These windows fascinate me. The shutters are painted all shades of different colours. The other day on the way to the river I saw for the first time, pale lavender purple shutters. Très jolie. I’ve seen assortments of colours from dirty white or green, to rust red and bright blue. But the purple ones were my favourite so far. Sometimes there are flower boxes high up, but not often. No verandahs either so in the midday sun there is no relief from the glare, you have to wait till the late afternoon for the sun to come around and throw shadows from the houses across the road.
I’m interested in this streetscape. It reminds me of the winding streets in that classic 1920s German expressionist film The Cabinet of Dr. Caligari. It’s the only thing I remember about the film, the crooked streets. You never know what is around the corner. When I arrived in the studio this morning I was faced with many weaving panels still to finish before I could pack up my space tomorrow. But once I started work, ideas started to flow.
Some vintage sewing patterns I picked up the other day from the charity shop provided the blocking up effect of women at work. I was actually thinking of the local dressmaker (one of many) who runs My Beautiful Laundrette, and how French women always look très chic. Then I remembered that these were only patterns for making clothes which in turn made me think of dressmakers dummy mannequins. This referenced the silent women at work in the silk factory who could sing psalms but not talk. I moved that ‘page’ next to the silk factory ‘page’ and proceeded to work on the other blank pages.
I wanted to make a streetscape so I started with shuttered windows. One set open the other closed. Over lunch I was gazing out the window of the studio looking at other people’s windows and saw the Tibetan prayer flags flying. Ah, I’ll move my paper bag flags to the metaphoric windows, and cut them all to size. I was happy with that and added in some soundlines of people talking and of course, the church balls soundline. I didn’t know what to do on the reverse of the window page but thought I’d trust in the process and let that evolve tomorrow. Then walking down the street coming home tonight I realised the back page to the windows will be doors! It falls into place.
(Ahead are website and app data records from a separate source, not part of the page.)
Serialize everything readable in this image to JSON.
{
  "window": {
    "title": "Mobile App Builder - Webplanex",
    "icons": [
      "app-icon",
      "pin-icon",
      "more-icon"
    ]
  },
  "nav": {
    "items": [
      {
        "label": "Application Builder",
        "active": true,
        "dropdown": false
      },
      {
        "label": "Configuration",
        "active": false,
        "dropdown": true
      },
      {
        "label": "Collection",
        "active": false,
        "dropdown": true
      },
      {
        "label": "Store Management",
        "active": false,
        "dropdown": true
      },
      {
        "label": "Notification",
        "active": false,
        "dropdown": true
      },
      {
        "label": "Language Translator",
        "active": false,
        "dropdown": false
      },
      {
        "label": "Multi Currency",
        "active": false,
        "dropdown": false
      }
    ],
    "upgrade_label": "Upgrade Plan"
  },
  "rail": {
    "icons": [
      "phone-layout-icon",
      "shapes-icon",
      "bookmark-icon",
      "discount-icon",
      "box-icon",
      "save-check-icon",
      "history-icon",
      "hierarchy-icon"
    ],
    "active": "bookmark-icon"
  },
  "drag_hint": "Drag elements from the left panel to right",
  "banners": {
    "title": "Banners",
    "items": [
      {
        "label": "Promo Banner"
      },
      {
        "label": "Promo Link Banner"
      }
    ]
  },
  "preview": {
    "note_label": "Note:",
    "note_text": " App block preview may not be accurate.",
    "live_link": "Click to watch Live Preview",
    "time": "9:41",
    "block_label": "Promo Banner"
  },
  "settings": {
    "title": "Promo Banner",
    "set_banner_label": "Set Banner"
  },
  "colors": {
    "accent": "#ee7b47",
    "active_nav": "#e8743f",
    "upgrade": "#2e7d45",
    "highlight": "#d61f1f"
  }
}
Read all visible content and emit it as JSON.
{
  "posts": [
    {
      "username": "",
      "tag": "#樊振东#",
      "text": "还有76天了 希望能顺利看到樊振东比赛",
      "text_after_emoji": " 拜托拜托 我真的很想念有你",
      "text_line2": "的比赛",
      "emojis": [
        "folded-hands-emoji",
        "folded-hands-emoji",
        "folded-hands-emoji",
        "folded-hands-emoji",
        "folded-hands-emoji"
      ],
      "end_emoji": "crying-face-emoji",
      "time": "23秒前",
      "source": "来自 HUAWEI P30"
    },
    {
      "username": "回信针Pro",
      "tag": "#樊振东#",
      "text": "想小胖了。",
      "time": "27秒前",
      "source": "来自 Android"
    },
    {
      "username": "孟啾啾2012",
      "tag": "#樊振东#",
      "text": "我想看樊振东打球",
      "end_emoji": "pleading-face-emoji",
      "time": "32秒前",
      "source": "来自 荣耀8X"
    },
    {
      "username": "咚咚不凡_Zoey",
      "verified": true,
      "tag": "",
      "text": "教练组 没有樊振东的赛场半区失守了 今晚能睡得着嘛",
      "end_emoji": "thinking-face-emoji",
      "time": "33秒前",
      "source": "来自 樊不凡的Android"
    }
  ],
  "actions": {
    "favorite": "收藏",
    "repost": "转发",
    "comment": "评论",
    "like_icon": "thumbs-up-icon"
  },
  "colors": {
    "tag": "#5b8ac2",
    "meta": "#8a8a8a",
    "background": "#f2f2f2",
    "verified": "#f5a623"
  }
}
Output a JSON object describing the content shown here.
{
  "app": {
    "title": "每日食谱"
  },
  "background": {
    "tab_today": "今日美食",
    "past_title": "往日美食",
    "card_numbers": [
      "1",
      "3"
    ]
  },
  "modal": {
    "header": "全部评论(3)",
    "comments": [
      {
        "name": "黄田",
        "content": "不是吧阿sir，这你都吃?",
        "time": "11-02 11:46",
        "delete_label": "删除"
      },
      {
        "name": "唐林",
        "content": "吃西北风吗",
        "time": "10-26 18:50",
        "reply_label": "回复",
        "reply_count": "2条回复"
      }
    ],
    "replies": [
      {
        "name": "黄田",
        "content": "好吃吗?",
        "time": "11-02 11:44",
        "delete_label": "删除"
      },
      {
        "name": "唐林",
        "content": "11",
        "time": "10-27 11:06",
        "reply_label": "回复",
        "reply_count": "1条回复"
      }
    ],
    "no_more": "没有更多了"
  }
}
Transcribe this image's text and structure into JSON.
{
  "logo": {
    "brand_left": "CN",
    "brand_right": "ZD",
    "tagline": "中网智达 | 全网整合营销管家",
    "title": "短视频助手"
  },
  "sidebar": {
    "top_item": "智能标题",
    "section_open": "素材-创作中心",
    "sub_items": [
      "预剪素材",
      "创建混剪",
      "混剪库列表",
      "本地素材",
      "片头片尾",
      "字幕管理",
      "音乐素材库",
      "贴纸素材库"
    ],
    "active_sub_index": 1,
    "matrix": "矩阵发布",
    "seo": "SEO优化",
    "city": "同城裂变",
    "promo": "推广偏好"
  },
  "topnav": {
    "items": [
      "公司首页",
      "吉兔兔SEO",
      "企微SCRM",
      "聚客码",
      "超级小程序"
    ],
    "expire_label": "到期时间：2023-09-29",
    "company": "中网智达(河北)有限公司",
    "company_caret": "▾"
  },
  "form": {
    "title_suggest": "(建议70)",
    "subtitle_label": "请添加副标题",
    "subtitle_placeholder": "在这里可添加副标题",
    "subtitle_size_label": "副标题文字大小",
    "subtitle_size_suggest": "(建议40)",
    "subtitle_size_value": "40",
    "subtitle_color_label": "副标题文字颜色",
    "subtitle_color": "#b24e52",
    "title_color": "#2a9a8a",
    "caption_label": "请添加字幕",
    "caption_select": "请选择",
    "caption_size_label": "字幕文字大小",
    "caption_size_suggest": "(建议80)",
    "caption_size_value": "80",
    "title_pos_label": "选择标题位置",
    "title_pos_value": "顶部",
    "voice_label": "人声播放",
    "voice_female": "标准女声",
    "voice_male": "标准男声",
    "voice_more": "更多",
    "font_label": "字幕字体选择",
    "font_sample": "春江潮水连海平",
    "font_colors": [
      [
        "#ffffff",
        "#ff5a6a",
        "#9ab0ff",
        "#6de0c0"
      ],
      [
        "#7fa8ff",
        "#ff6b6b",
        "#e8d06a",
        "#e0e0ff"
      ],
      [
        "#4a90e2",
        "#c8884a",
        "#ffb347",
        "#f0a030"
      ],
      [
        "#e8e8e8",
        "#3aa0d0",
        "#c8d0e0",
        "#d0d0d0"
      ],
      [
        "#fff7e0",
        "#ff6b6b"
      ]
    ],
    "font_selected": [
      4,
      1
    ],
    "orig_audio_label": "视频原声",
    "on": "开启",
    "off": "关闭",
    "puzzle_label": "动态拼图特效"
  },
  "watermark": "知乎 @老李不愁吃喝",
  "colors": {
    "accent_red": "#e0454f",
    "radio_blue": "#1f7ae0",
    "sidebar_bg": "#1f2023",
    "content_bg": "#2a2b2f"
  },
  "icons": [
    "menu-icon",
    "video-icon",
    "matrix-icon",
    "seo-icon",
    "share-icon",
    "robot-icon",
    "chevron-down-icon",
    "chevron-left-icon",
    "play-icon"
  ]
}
This project was assisted by a grant from Create NSW, an agency of the New South WalesGovernment. The NSW Artists' Grant is administered by the National Association for the Visual Arts (NAVA).